The First Tier Tribunal (Property Chamber) has jurisdiction to deal with service charge and administration charge disputes as well as determinations about whether a leaseholder has breached another covenant in their lease.
The issue of service charges and administration charges is often ripe for dispute, generally because the landlord is spending the leaseholders money.
A landlord can apply to the tribunal for a determination as to whether a service charge or administration charge is payable by a leaseholder, usually as a prerequisite to forfeiture of the lease, which is now required following the introduction of the section 168 of the Commonhold and Leasehold Reform Act 2002. A landlord can also apply to the tribunal, in limited circumstances, to dispense with the consultation requirements set out in section 20 of the Landlord and Tenant Act 1985 (amended by the Commonhold and Leasehold Reform Act 2002) in relation to major works. Most of these applications can also be made by a management company (including a right to manage company).
A leaseholder can also apply to the tribunal to challenge service charges and/or administration charges incurred or demanded by the landlord or management company. This applies to demands for money on account, charges appearing on the service charge accounts, any year end excesses demanded and any reserve or sinking fund contributions.

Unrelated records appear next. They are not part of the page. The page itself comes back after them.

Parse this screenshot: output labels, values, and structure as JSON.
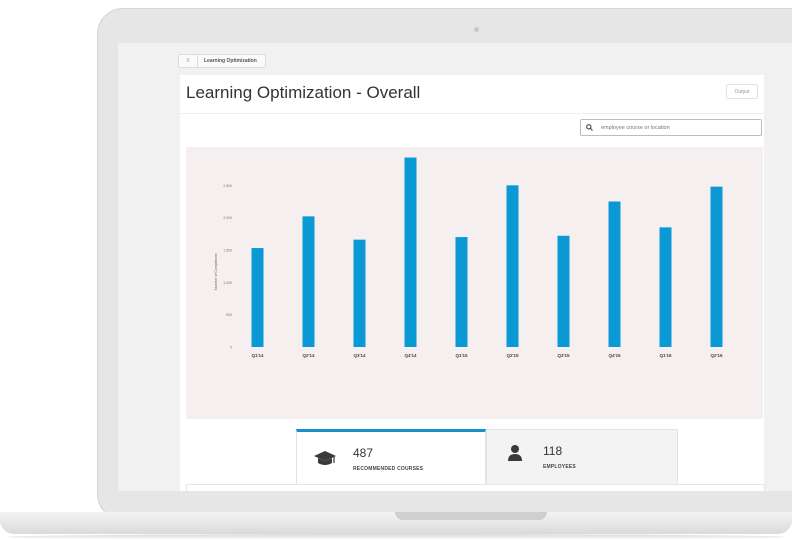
{
  "breadcrumb": {
    "items": [
      "Learning Optimization"
    ]
  },
  "page": {
    "title": "Learning Optimization - Overall",
    "output_label": "Output"
  },
  "search": {
    "placeholder": "employee course or location"
  },
  "chart_data": {
    "type": "bar",
    "categories": [
      "Q1'14",
      "Q2'14",
      "Q3'14",
      "Q4'14",
      "Q1'15",
      "Q2'15",
      "Q3'15",
      "Q4'15",
      "Q1'16",
      "Q2'16"
    ],
    "values": [
      1530,
      2020,
      1660,
      2930,
      1700,
      2500,
      1720,
      2250,
      1850,
      2480
    ],
    "ylabel": "Number of Completions",
    "yticks": [
      "0",
      "500",
      "1,000",
      "1,500",
      "2,000",
      "2,500"
    ],
    "ylim": [
      0,
      3000
    ],
    "bar_color": "#0b99d6",
    "background_color": "#f6efef"
  },
  "stats": [
    {
      "value": "487",
      "label": "RECOMMENDED COURSES",
      "icon": "graduation-cap-icon"
    },
    {
      "value": "118",
      "label": "EMPLOYEES",
      "icon": "user-icon"
    }
  ],
  "colors": {
    "accent": "#1a8fd0"
  }
}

The lease will set out how the landlord or management company should demand and deal with service charges and it will also set out what the leaseholders are obliged to pay for. Generally, if the lease does not include an obligation to pay for something then they do not have to pay. However, alongside the provisions of the lease, are many statutory requirements which govern how service charges should be dealt with. These include what information must be included on and with a demand for payment and consultation requirements relating to major work or qualifying long term agreements.
The tribunal can determine whether or not a service charge or administration charge should be paid, but also whether the actual cost of an item of expenditure is reasonable in amount.
The tribunal can also determine, upon an application by the landlord, whether or not a leaseholder is in breach of any covenants contained in the lease. These applications are usually appropriate for a landlord as a prerequisite for forfeiture or an injunction.
There are usually costs consequences of an application to the tribunal. The tribunal has very limited powers to award costs against any party but landlords might have the power to claim costs against a leaseholder directly or through the service charge under the terms of the lease. The tribunal has the power to prevent landlords from claiming costs by the service charge by way of a determination under section 20c of the Landlord and Tenant Act 1985. It is important to take advice from a professional before embarking on an application to the tribunal, whether you are a landlord, management company or leaseholder, on both the costs risks of the same and on the likely chances of success.
Our award winning Leasehold Enfranchisement team have the specialist knowledge, expertise and experience to advise you in respect of applications to the tribunal relating to service charges, administration charges and other breaches of covenant. They can assist you in determining whether there are grounds for an application, guide you through the procedure and likely costs involved in more detail and of course act for you in connection with the claim itself. They can also provide advice to those who are facing claim by their landlord or leaseholders.